* ACTIVITY: Please retype the data in full, exactly as given.

★ ★ ★ ★ ★

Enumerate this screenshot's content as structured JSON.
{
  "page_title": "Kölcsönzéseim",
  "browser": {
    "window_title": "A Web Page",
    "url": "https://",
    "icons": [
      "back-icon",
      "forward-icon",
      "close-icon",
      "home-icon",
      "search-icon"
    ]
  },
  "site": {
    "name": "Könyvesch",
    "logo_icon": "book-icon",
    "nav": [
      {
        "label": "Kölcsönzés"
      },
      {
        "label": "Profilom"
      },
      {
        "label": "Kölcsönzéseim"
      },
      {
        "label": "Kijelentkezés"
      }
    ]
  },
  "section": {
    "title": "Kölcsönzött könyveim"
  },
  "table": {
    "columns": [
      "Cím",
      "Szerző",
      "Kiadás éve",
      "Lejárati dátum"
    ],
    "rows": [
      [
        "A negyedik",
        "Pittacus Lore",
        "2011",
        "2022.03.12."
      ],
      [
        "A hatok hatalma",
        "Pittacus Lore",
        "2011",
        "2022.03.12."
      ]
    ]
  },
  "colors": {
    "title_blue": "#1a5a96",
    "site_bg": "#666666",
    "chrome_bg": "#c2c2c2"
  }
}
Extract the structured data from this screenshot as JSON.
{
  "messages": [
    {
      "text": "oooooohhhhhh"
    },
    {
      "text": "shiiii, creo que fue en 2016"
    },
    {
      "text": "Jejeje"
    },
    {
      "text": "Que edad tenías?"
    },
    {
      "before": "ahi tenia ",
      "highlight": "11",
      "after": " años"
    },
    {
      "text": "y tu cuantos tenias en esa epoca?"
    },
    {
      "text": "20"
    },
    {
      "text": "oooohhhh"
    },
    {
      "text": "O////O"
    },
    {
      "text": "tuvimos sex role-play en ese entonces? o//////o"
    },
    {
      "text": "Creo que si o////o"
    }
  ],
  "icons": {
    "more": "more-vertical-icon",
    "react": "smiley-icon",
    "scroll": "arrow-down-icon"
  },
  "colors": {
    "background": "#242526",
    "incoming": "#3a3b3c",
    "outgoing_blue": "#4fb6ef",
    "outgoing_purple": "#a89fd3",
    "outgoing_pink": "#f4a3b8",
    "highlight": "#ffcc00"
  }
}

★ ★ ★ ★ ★

* RESULT FOR THIS EXERCISE:
Enumerate this screenshot's content as structured JSON.
{
  "page_title": "Kölcsönzéseim",
  "browser": {
    "window_title": "A Web Page",
    "url": "https://",
    "icons": [
      "back-icon",
      "forward-icon",
      "close-icon",
      "home-icon",
      "search-icon"
    ]
  },
  "site": {
    "name": "Könyvesch",
    "logo_icon": "book-icon",
    "nav": [
      {
        "label": "Kölcsönzés"
      },
      {
        "label": "Profilom"
      },
      {
        "label": "Kölcsönzéseim"
      },
      {
        "label": "Kijelentkezés"
      }
    ]
  },
  "section": {
    "title": "Kölcsönzött könyveim"
  },
  "table": {
    "columns": [
      "Cím",
      "Szerző",
      "Kiadás éve",
      "Lejárati dátum"
    ],
    "rows": [
      [
        "A negyedik",
        "Pittacus Lore",
        "2011",
        "2022.03.12."
      ],
      [
        "A hatok hatalma",
        "Pittacus Lore",
        "2011",
        "2022.03.12."
      ]
    ]
  },
  "colors": {
    "title_blue": "#1a5a96",
    "site_bg": "#666666",
    "chrome_bg": "#c2c2c2"
  }
}
Extract the structured data from this screenshot as JSON.
{
  "messages": [
    {
      "text": "oooooohhhhhh"
    },
    {
      "text": "shiiii, creo que fue en 2016"
    },
    {
      "text": "Jejeje"
    },
    {
      "text": "Que edad tenías?"
    },
    {
      "before": "ahi tenia ",
      "highlight": "11",
      "after": " años"
    },
    {
      "text": "y tu cuantos tenias en esa epoca?"
    },
    {
      "text": "20"
    },
    {
      "text": "oooohhhh"
    },
    {
      "text": "O////O"
    },
    {
      "text": "tuvimos sex role-play en ese entonces? o//////o"
    },
    {
      "text": "Creo que si o////o"
    }
  ],
  "icons": {
    "more": "more-vertical-icon",
    "react": "smiley-icon",
    "scroll": "arrow-down-icon"
  },
  "colors": {
    "background": "#242526",
    "incoming": "#3a3b3c",
    "outgoing_blue": "#4fb6ef",
    "outgoing_purple": "#a89fd3",
    "outgoing_pink": "#f4a3b8",
    "highlight": "#ffcc00"
  }
}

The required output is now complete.